Anway’s ‘Abierto’ Exhibit Features 3 Art Students | Nebraska today

Byron Anway, assistant professor of practice in the School of Art, Art History and Design, organizes an exhibition, “Abierto”, which is the Spanish translation of “open”, in a gallery in the center- town of Lincoln.

The work of three University of Nebraska-Lincoln art students is featured in “Abierto,” which opens April 1 at the Tugboat Gallery, 116 N. 14th St. An opening reception will be held from 7 p.m. to 10 p.m. and the exhibition will continue until April 30 at the gallery. To view the exhibition outside of the opening reception, visitors can access the gallery through the art supply store employees.

Organized by Anway, “Abierto” is an exhibition of drawings, paintings and sculptures by Anway and students Belen Catalan, Chas Hyman and Qiqe Panqeqi Martinez.

In “Abierto”, the four artists reinvent their past, present and future selves. Stories become memories; personal and cultural heritage are assessed for honesty and accuracy.

Tugboat Gallery is the combined effort of School of Art, Art History and Design alumni Peggy Gomez, Nolan Tredway and Lisa Guevara and provides exhibition opportunities for emerging artists and professionals alike. established.

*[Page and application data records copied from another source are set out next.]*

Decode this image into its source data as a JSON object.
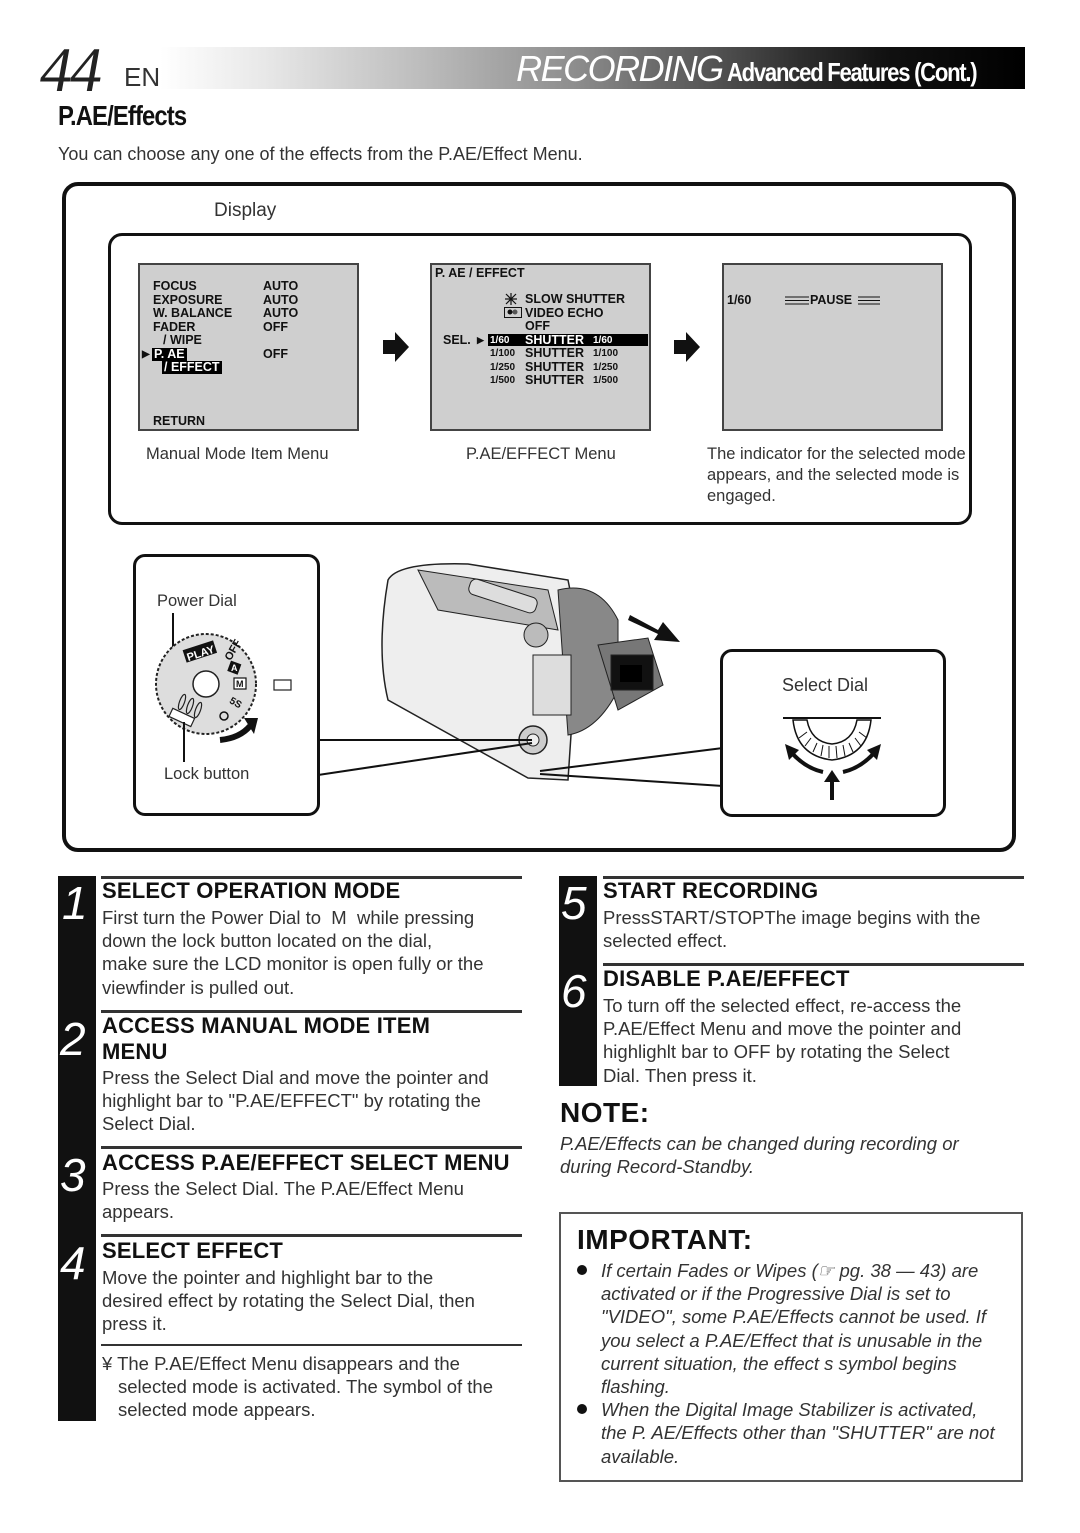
{
  "header": {
    "page_number": "44",
    "language": "EN",
    "section": "RECORDING",
    "subsection": "Advanced Features (Cont.)"
  },
  "title": "P.AE/Effects",
  "intro": "You can choose any one of the effects from the P.AE/Effect Menu.",
  "display": {
    "label": "Display",
    "screens": [
      {
        "caption": "Manual Mode Item Menu",
        "rows": [
          {
            "item": "FOCUS",
            "value": "AUTO"
          },
          {
            "item": "EXPOSURE",
            "value": "AUTO"
          },
          {
            "item": "W. BALANCE",
            "value": "AUTO"
          },
          {
            "item": "FADER",
            "value": "OFF"
          },
          {
            "item": "/ WIPE",
            "value": ""
          },
          {
            "item": "P. AE",
            "value": "OFF"
          },
          {
            "item": "/ EFFECT",
            "value": ""
          }
        ],
        "selected_item": "P. AE / EFFECT",
        "return_label": "RETURN"
      },
      {
        "caption": "P.AE/EFFECT Menu",
        "title": "P. AE / EFFECT",
        "sel_label": "SEL.",
        "rows": [
          {
            "icon": "slow-shutter-icon",
            "prefix": "",
            "label": "SLOW SHUTTER",
            "suffix": ""
          },
          {
            "icon": "video-echo-icon",
            "prefix": "",
            "label": "VIDEO ECHO",
            "suffix": ""
          },
          {
            "icon": "",
            "prefix": "",
            "label": "OFF",
            "suffix": ""
          },
          {
            "icon": "",
            "prefix": "1/60",
            "label": "SHUTTER",
            "suffix": "1/60"
          },
          {
            "icon": "",
            "prefix": "1/100",
            "label": "SHUTTER",
            "suffix": "1/100"
          },
          {
            "icon": "",
            "prefix": "1/250",
            "label": "SHUTTER",
            "suffix": "1/250"
          },
          {
            "icon": "",
            "prefix": "1/500",
            "label": "SHUTTER",
            "suffix": "1/500"
          }
        ],
        "selected_index": 3
      },
      {
        "caption": "The indicator for the selected mode appears, and the selected mode is engaged.",
        "indicator": "1/60",
        "status": "PAUSE"
      }
    ]
  },
  "illustration": {
    "power_dial_label": "Power Dial",
    "lock_button_label": "Lock button",
    "select_dial_label": "Select Dial",
    "dial_marks": [
      "PLAY",
      "OFF",
      "A",
      "M",
      "5S"
    ]
  },
  "steps": [
    {
      "number": "1",
      "title": "SELECT OPERATION MODE",
      "lines": [
        "First turn the Power Dial to  M  while pressing",
        "down the lock button located on the dial,",
        "make sure the LCD monitor is open fully or the",
        "viewfinder is pulled out."
      ]
    },
    {
      "number": "2",
      "title": "ACCESS MANUAL MODE ITEM",
      "title2": "MENU",
      "lines": [
        "Press the Select Dial and move the pointer and",
        "highlight bar to \"P.AE/EFFECT\" by rotating the",
        "Select Dial."
      ]
    },
    {
      "number": "3",
      "title": "ACCESS P.AE/EFFECT SELECT MENU",
      "lines": [
        "Press the Select Dial. The P.AE/Effect Menu",
        "appears."
      ]
    },
    {
      "number": "4",
      "title": "SELECT EFFECT",
      "lines": [
        "Move the pointer and highlight bar to the",
        "desired effect by rotating the Select Dial, then",
        "press it."
      ],
      "note_lines": [
        "¥ The P.AE/Effect Menu disappears and the",
        "selected mode is activated. The symbol of the",
        "selected mode appears."
      ]
    },
    {
      "number": "5",
      "title": "START RECORDING",
      "lines": [
        "PressSTART/STOPThe image begins with the",
        "selected effect."
      ]
    },
    {
      "number": "6",
      "title": "DISABLE P.AE/EFFECT",
      "lines": [
        "To turn off the selected effect, re-access the",
        "P.AE/Effect Menu and move the pointer and",
        "highlighlt bar to  OFF  by rotating the Select",
        "Dial. Then press it."
      ]
    }
  ],
  "note": {
    "title": "NOTE:",
    "lines": [
      "P.AE/Effects can be changed during recording or",
      "during Record-Standby."
    ]
  },
  "important": {
    "title": "IMPORTANT:",
    "bullets": [
      [
        "If certain Fades or Wipes (☞ pg. 38 — 43) are",
        "activated or if the Progressive Dial is set to",
        "\"VIDEO\", some P.AE/Effects cannot be used. If",
        "you select a P.AE/Effect that is unusable in the",
        "current situation, the effect s symbol begins",
        "flashing."
      ],
      [
        "When the Digital Image Stabilizer is activated,",
        "the P. AE/Effects other than \"SHUTTER\" are not",
        "available."
      ]
    ]
  }
}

“Due to the distancing protocols of the covid-19 pandemic, many art institutions suspended gallery programming for nearly two years,” Anway said. “For over 15 years, Tugboat has provided exhibition opportunities for emerging and established artists. This exhibition, presenting a ONE faculty of art as well as three very talented art students, is both. Since the pandemic disrupted in-person art exhibits for nearly two years, many first- and second-year art students have never visited Lincoln galleries in person. ‘Abierto’ is designed as a way to reintroduce Tugboat programming to undergraduate students ONE art students in studio.

Anway invited Catalan, Hyman and Martinez to exhibit their work with him.

“Thematically, much of the work relates to gender, race, figuration, introspection, and the relationship between childhood, memory, and imagination,” Anway said. “These three artists have thriving studio practices and do art outside of assigned classes. Each has established themselves as talented, hardworking, and committed to making art a career. Each student has expressed interest in actively exhibiting work during their course of study Finally, these students identified themselves as ready to show mature work in a professional setting.

Martinez said she looks forward to exhibiting her work.

“I think Tugboat and Parrish Studios are some of the best places to see new, challenging, risk-taking art,” Martinez said. “I had hoped to exhibit there since my arrival in Lincoln. Seeing all the unique perspectives in this shared space will be a much-needed celebration of community. »

Anway’s recent work is inspired by memories of teaching and traveling abroad, particularly to Morocco. Among other venues, his work has been exhibited at the Joslyn Art Museum in Omaha and the Soo Visual Arts Center in Minneapolis. Her work has been published twice in “New American Paintings: The West”, Manifest Creative Research’s “International Painting Annual” and “Prairie Schooner”.

Catalan graduated from Grand Island Senior High School in 2020. Currently, they are based in Lincoln. The Catalan works with several mediums ranging from plaster, fabric and found objects to works in graphite on paper. Their work explores themes of kindness, fragility, femininity and Mexican queerness.

A contemporary painter and draftsman, Hyman is a black surrealist. She creates magical and imaginative portraits that are representative of her own childhood and her experience of dealing with mental illness, bereavement and isolation. She currently lives in Lincoln, but sees herself moving to the Pacific Northwest in the future to be alongside the region’s rich geographic features.

Martinez is an artist from Grand Island, Nebraska. Her paintings and drawings explore transgender identity and first-generation Mexican experiences.

“I use illustrations to fill in the gaps in my communication,” Martinez said. “I consider my drawings as descriptions, dialogues and even prophecies. I am especially looking forward to the exhibition because of the other emerging artists that I admire and with whom I am very honored to exhibit.